Tennis in Bedfordshire
The earliest form of tennis, known today as real tennis, court tennis or royal tennis, originated in medieval France and was played in a stone courtyard. Henry VIII was reputedly champion of England – probably because no-one dared to argue with him – and the royal tennis court at Hampton Court is still in use to this day.
The playing of royal tennis was discouraged because it distracted men from practising archery at the butts. Offenders were fined at the local manorial courts. Grovebury Manor, Leighton Buzzard, forbade the playing of tennis, dice or quoits in 1469 (ref: KK622 m.16 no.9) while at Ampthill in 1502 twelve men were liable to a fine of 20d each if they played ‘tenecias’ again (ref: L26/48). There are few references to real tennis courts in the county but there was a house called Tennis Yard at Luton in 1697 which belonged to the heirs of Abraham Crawley (ref: BH54; 64). The architect John Wing built a new tennis court and riding house at Woburn Abbey for Francis, Duke of Bedford in 1792 which survived until demolition in the 1950s (refs: R box 394; Z508/1).
Lawn tennis as we know it today only developed in the 1870s when the Victorians searched for new pastimes and took advantage of the advent of the bouncing rubber ball and efficient lawnmowers. In 1872 the world’s first lawn tennis club was founded at Leamington, Warwickshire. Two years later a Major Walter C. Wingfield registered a patent for the game, also known as ‘Spairistike’ from the Greek for ball game. Examples of very early racquets, somewhat similar to modern squash racquets, can be seen at Woburn Abbey today.
The first Bedfordshire lawn tennis club originated from a croquet club formed in June 1871 by the Brooks family of Flitwick Manor. The first tournament was played on 29 August 1876, a year before the first Wimbledon Championships took place. The minute book records that from a field of six pairs a Mr G. Tylecote and Miss P. Hodgson beat Mr. and Mrs. Cobbe, the prizes being a candlestick, writing set, fan and – perhaps appropriately for future generations of players – an umbrella (ref: LL17/323). The early rules of lawn tennis seem extraordinary today. The court was hourglass shaped, the net four feet high (three feet at the centre increasing to three feet six at the posts today) and racquets scoring, the first to fifteen points, with deuce at fourteen-all, was used. By 1882 the rules as we know them had emerged.
Lawn tennis was very much the preserve of the local gentry and clergy of Bedfordshire in the nineteenth century. The list of venues makes this clear; the South Bedfordshire Lawn Tennis Club (LTC) played at Flitwick Manor, Wrest Park, Silsoe and Cranfield Court whilst the North Bedfordshire LTC had courts at Sutton Manor and Sandye Place. North Bedfordshire LTC narrowly won the first inter-club match played on 12 June 1880 by eight sets to seven.
By the mid-1880s, the North and South Bedfordshire LTC’s seem to have faded from the scene to be replaced by the town and village clubs which have become the mainstay of the game.
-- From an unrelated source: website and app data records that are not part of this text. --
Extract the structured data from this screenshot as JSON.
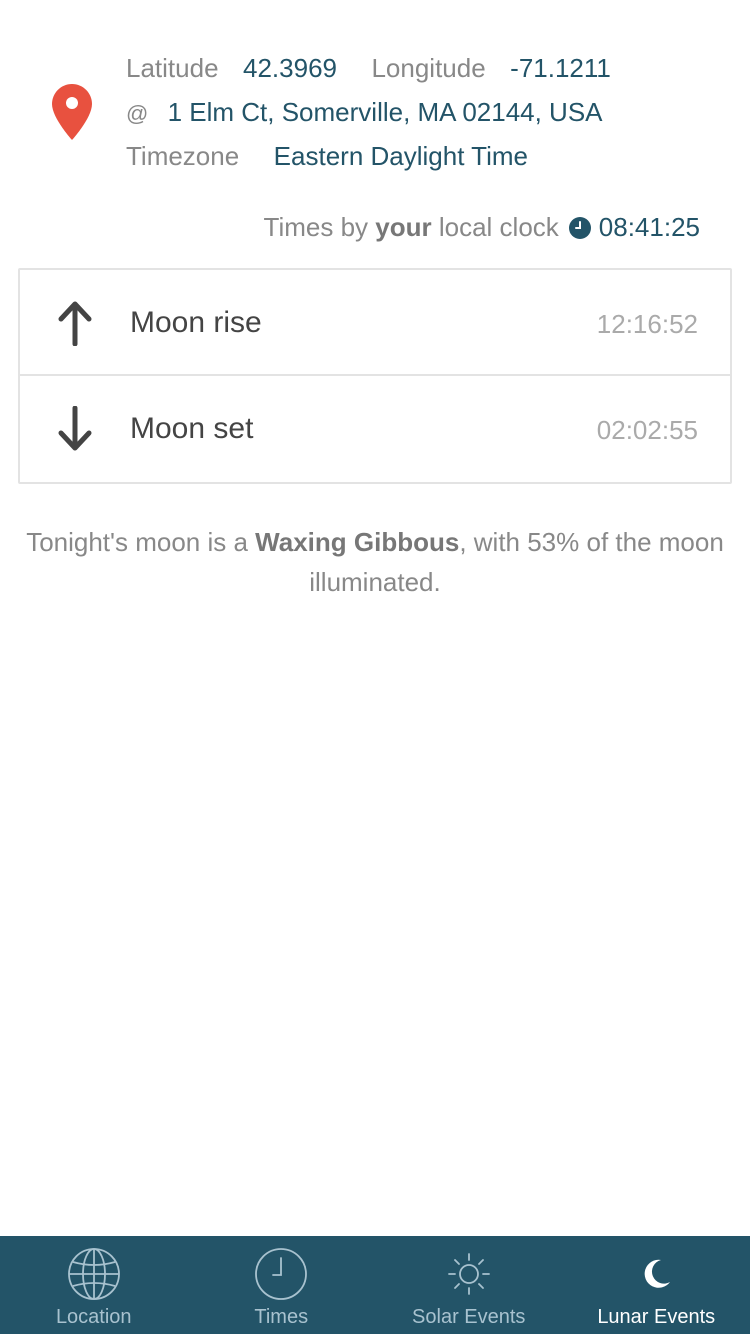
{
  "location": {
    "latitude_label": "Latitude",
    "latitude_value": "42.3969",
    "longitude_label": "Longitude",
    "longitude_value": "-71.1211",
    "at_symbol": "@",
    "address": "1 Elm Ct, Somerville, MA 02144, USA",
    "timezone_label": "Timezone",
    "timezone_value": "Eastern Daylight Time"
  },
  "clock": {
    "prefix": "Times by",
    "bold": "your",
    "suffix": "local clock",
    "time": "08:41:25"
  },
  "events": [
    {
      "label": "Moon rise",
      "time": "12:16:52",
      "icon": "arrow-up-icon"
    },
    {
      "label": "Moon set",
      "time": "02:02:55",
      "icon": "arrow-down-icon"
    }
  ],
  "moon": {
    "text_before": "Tonight's moon is a",
    "phase": "Waxing Gibbous",
    "text_after": ", with 53% of the moon illuminated."
  },
  "tabs": [
    {
      "label": "Location",
      "icon": "globe-icon",
      "active": false
    },
    {
      "label": "Times",
      "icon": "clock-icon",
      "active": false
    },
    {
      "label": "Solar Events",
      "icon": "sun-icon",
      "active": false
    },
    {
      "label": "Lunar Events",
      "icon": "moon-icon",
      "active": true
    }
  ],
  "colors": {
    "accent": "#235468",
    "pin": "#e8513f",
    "tabbar": "#235468"
  }
}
The Bedfordshire LTC was established at Bedford circa 1884 on what is now part of the lawn adjoining Bedford College. The courts could be reached by ferry from Batts Ford before Prebend Street bridge was built. St Peter’s LTC (established 1886), the Oval LTC at Shakespeare Road and Riverside LTC (1895) were also founded at Bedford during this period, the last named club sharing courts with Bedfordshire LTC before moving to its present site at Goldington Road in 1922. The present Bedford LTC at Bradgate Road is thought to be the successor to Bedfordshire LTC, but piecing together the history of the clubs is difficult in the absence of many records from the cradle years of lawn tennis. We hold records for Riverside LTC, including minutes for 1913-1982 (ref: X710) and minutes for Bedford LTC, 1920-1957 (ref: X769). Apart from these sources, directories, almanacs and newspapers are also useful. A club was established at Biggleswade in May 1884 when 95 people attended the first meeting on Mr. Daniel’s field (Bedfordshire Times 3 and 24 May 1884, p.6 col.7).
Unfortunately, there is little information about clubs in Leighton Buzzard, Dunstable and Luton. However, the minute books and press cuttings already mentioned show the development of the sport and attendant social attitudes since the 1870s. In 1876 it was suggested that ladies should be allowed to let the ball bounce twice because they were so restricted by their long skirts. Probably for the same reason women served underarm in the early years and often showed a marked reluctance to advance to the net for the volley. What a contrast with the game today! Graphite and fibre glass materials have made wooden racquets obsolete and resulted in the dominance of power play, while the arrival of open tennis and prize money in 1968 has made the sport a serious business at the top level. The records here show the development of lawn tennis from a pastime into a sport and like all archives provide a salutary reminder of the way things were in the past.